The doctor will ask about your medical history and examine your skin, likely using a special lamp. Your evaluation may also include a skin biopsy and blood tests.
The choice of treatment depends on your age, the area of affected skin and the areas of spread, how quickly the disease is progressing, and how it affects your life.
Light-based medications and treatments are available to help restore or even tone the skin, however results vary, and some are unpredictable. Some treatments also have dangerous side effects. Therefore, your doctor may suggest you initially try changing the appearance of your skin by applying self-tanning products or using cosmetics.
If you decide to treat your skin with a drug, surgery, or a treatment, the entire process may take several months for its treatment and effectiveness. You may have to try more than one treatment method or a combination of several techniques before you find the one that works for you.
Even if treatment is successful for a while, the results may not last, and new spots may appear as well. Your doctor may recommend applying medication to the skin as a preventative treatment to help avoid a relapse.
There is no medicine that can stop the Vitiligo process – the loss of melanocytes (melanocytes). But dermatologist in Islamabad recommends some drugs, when used alone, in combination, or with light therapy, can help restore some skin color.
Drugs that control inflammation. Applying a corticosteroid cream to the affected skin may restore its color. This is most effective when vitiligo is in its early stages. This type of cream is effective and easy to use, but you may not notice a change in your skin color for several months. Possible side effects include thinning of the skin or the appearance of streaks or streaks on your skin.
Milder drugs can be prescribed to children and people with discoloration of the skin over large areas.
For people whose condition progresses quickly, corticosteroid pills or injections may be an option.
Drugs that affect the immune system. Calcineurin inhibitor ointments, such as Protopic) , may be effective for people with small areas of pigmentation, especially on the face,neck and other parts of body. The US Food and Drug Administration (FDA) has warned of a possible link between these drugs and lymphoma and skin cancer.
Photodynamic therapy. Ultraviolet B (UVB) phototherapy has been shown to halt or slow the progression of active vitiligo. It may be most effective when used with corticosteroids or calcineurin inhibitors. You will need to treat two to three times a week. It may take anywhere from one to three months before you notice any change, and it may take six months or more to get the full effect.
Given the FDA’s warning about the potential risk of developing skin cancer when using calcineurin inhibitors, talk to your doctor about the risks and benefits of using these drugs in conjunction with phototherapy.
For people who cannot go to the doctor’s office for treatment, small portable or hand-held devices are available for narrow-band UVB therapy for home use.

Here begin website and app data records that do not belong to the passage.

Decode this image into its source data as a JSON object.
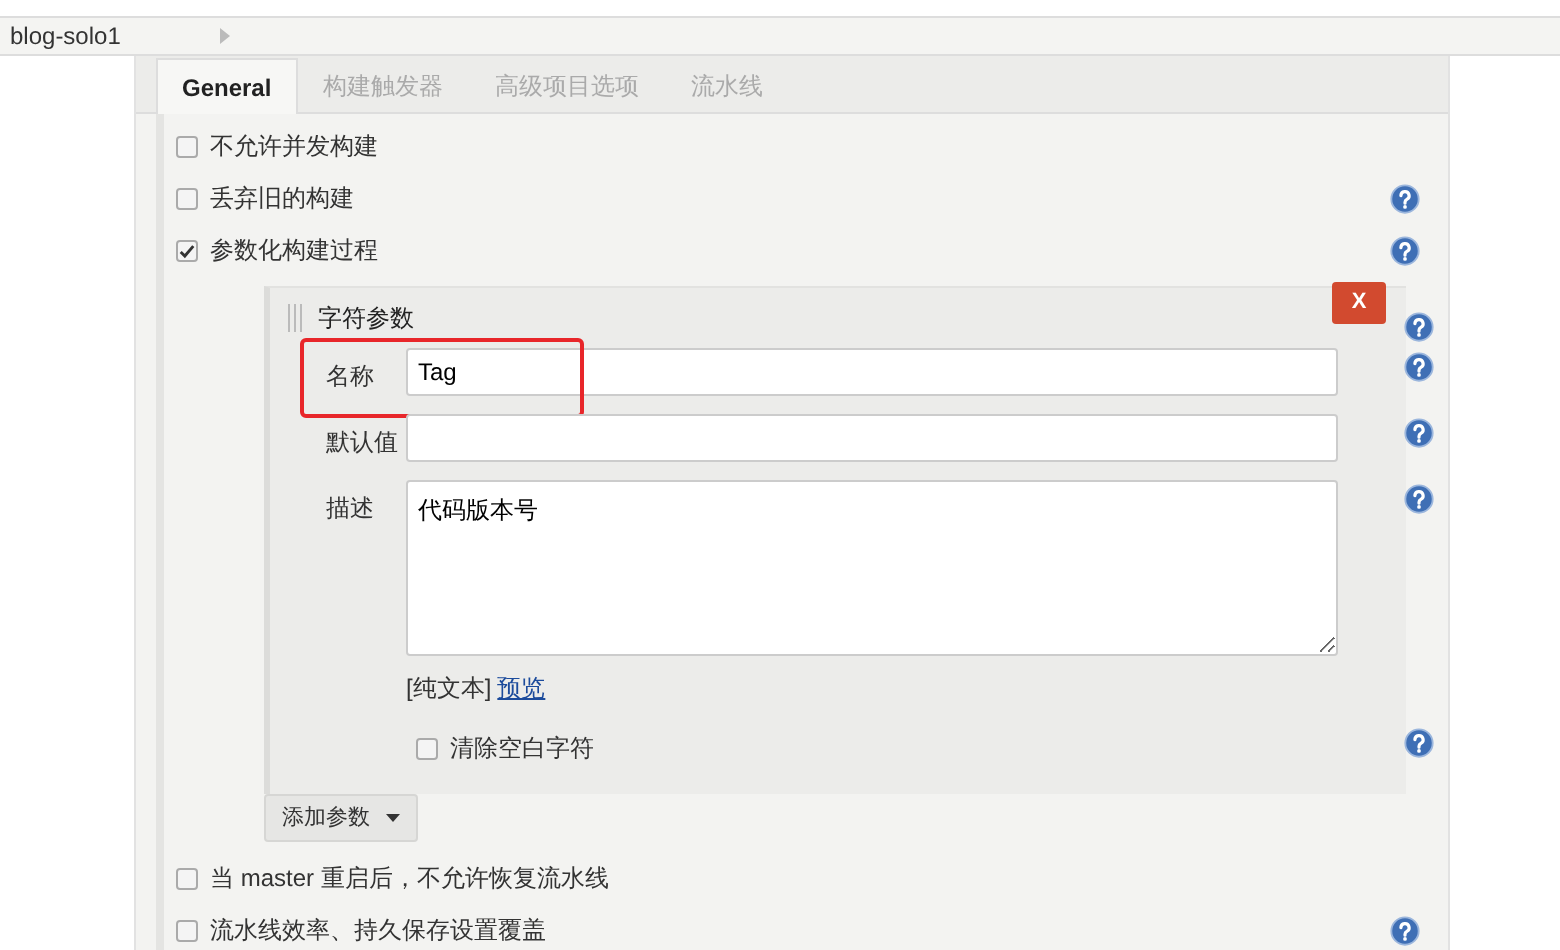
{
  "breadcrumb": {
    "items": [
      "blog-solo1"
    ]
  },
  "tabs": [
    {
      "label": "General",
      "selected": true
    },
    {
      "label": "构建触发器",
      "selected": false
    },
    {
      "label": "高级项目选项",
      "selected": false
    },
    {
      "label": "流水线",
      "selected": false
    }
  ],
  "options_top": [
    {
      "label": "不允许并发构建",
      "checked": false,
      "help": false
    },
    {
      "label": "丢弃旧的构建",
      "checked": false,
      "help": true
    },
    {
      "label": "参数化构建过程",
      "checked": true,
      "help": true
    }
  ],
  "parameter": {
    "title": "字符参数",
    "delete_label": "X",
    "fields": [
      {
        "label": "名称",
        "value": "Tag",
        "kind": "input",
        "highlighted": true
      },
      {
        "label": "默认值",
        "kind": "input",
        "highlighted": false
      },
      {
        "label": "描述",
        "value": "代码版本号",
        "kind": "textarea",
        "highlighted": false
      }
    ],
    "format": "[纯文本]",
    "preview_link": "预览",
    "trim": {
      "label": "清除空白字符",
      "checked": false
    }
  },
  "add_button": {
    "label": "添加参数"
  },
  "options_bottom": [
    {
      "label": "当 master 重启后，不允许恢复流水线",
      "checked": false,
      "help": false
    },
    {
      "label": "流水线效率、持久保存设置覆盖",
      "checked": false,
      "help": true
    }
  ]
}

Talk to your physician about this option as well, if needed.
Potential side effects of narrow-band UVB treatment include redness, itching and burning. These side effects usually disappear within a few hours after treatment.
Combination therapy using psoralen with phototherapy. This treatment is combination of a plant-derived substance called psoralen and photochemotherapy. After you take psoralen by mouth or apply it to affected skin, you are exposed to ultraviolet A (UVA) rays. Although this approach is effective, it is more difficult to implement and has been replaced in many practices with narrow-band UVB treatment.
Removal of residual color (depigmentation). This treatment may be an option if vitiligo is widespread and other treatments have not worked. This gradually lightens the skin, blending in with discolored areas. The treatment is carried out once or twice a day for nine months or more.
Side effects may include redness, swelling, itching, and severity of dry skin. The depigmentation removal has a permanent effect.
If light therapy and medication do not work, some people with stable disease may be candidates for surgery. The following methods aim to unify the skin tone by restoring its color:
Skin grafting. In this procedure, your doctor transfers tiny portions of your healthy, pigmented skin to areas that have lost pigment.
Potential risks include inflammation, scarring, the appearance of pebbled stones, discoloration, and failure of the area to restore color.
Potential risks include scarring, the formation of the appearance of pebbles, and failure of the area to restore color.
Implantation of the cell suspension. In this procedure, your doctor takes some tissue from your pigmented skin, puts cells into a solution and then implants them into the affected, infected area. The results of the repigmentation process begin within four weeks.